I am the crow; watch me.
The bird has come; it makes yellow the sky.
Young man, be brave; you're going to a dangerous place; your chieftain­ship will become famous.
Really it is good to be young, for old age is not far off.
The Ute Indian, while he was still looking around for me, I scalped him alive.
Young man, it is good that you are going to war.
Elsewhere among the North American Indians, however, mean­ingless syllables are not so prevalent, and entire tunes are accom­panied by words; the subjects range from serious thoughts about the gods to lyrical complaints about the weather, to frivolous love songs. But the meaningless syllable songs occupy an important role, analogous perhaps to instrumental music. Thus there are entire bodies of song that use meaningless syllables. The famous night chant of the Navaho, the "yeibetchai," includes a group of songs sung by masked dancers in falsetto with only syllables. Many of the Peyote songs use only meaningless words, but, interestingly enough, they use special patterns such as "yowitsini," "heyowitsi," and "heyowit-sinayo," which can easily be identified as Peyote songs. Some of the Indian texts are long and elaborate; the Navaho songs may enumerate holy people, places, or things in great numbers. More commonly, however, a short sentence or phrase is repeated several times.
Indian music in transition

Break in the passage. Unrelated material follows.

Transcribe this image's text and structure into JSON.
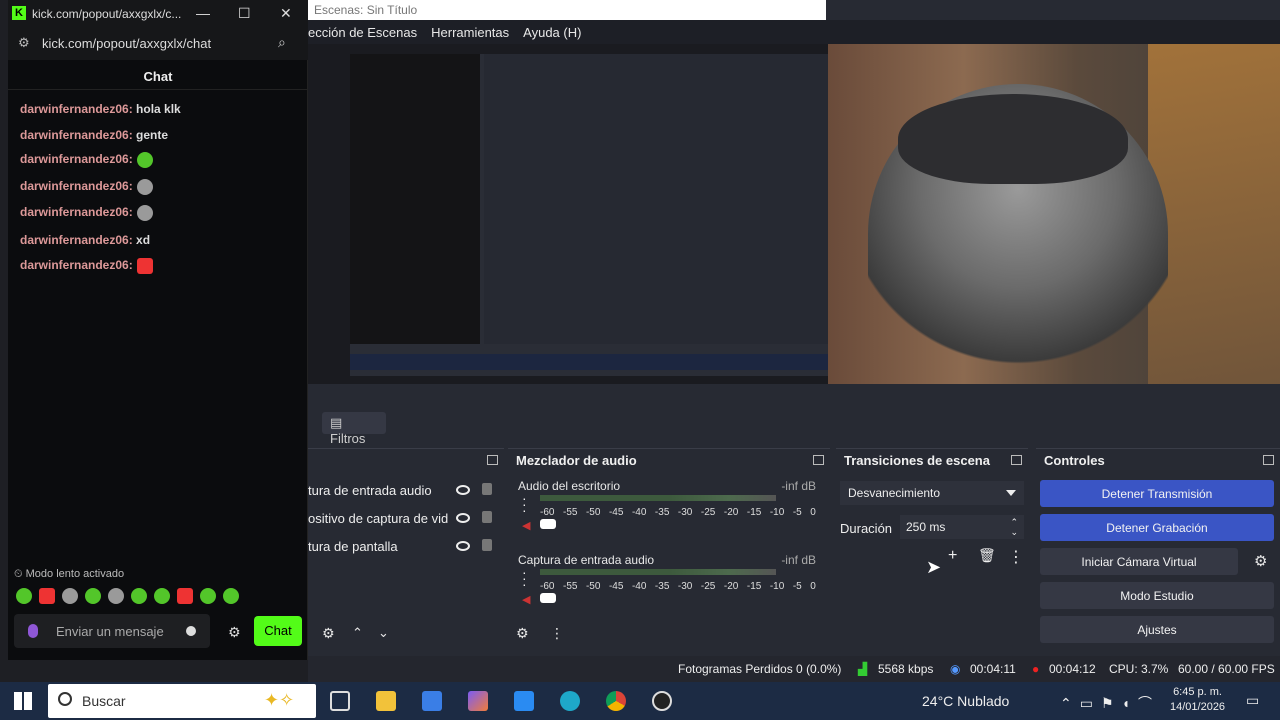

Considering the small number of Indians and the tremendous im­pact of Western culture on their lives during the past two or three centuries, it would be surprising if their music had remained uninflu­enced by that of the West. There is an interesting difference be­tween North and Latin American cultures in this regard. The Indians of Latin America, who in several countries now make up the bulk of the Spanish-speaking population, have learned the folk music styles of Spain and have also developed styles that are to an ex­tent mixed. Thus it is possible to hear, in the Andes of Peru, tunes in the Hispanic folk music style being played on the panpipe, an aboriginal Indian instrument. In North America—probably mainly







E-Book - An Annotated Compendium of Old Time American Songs by James Alverson III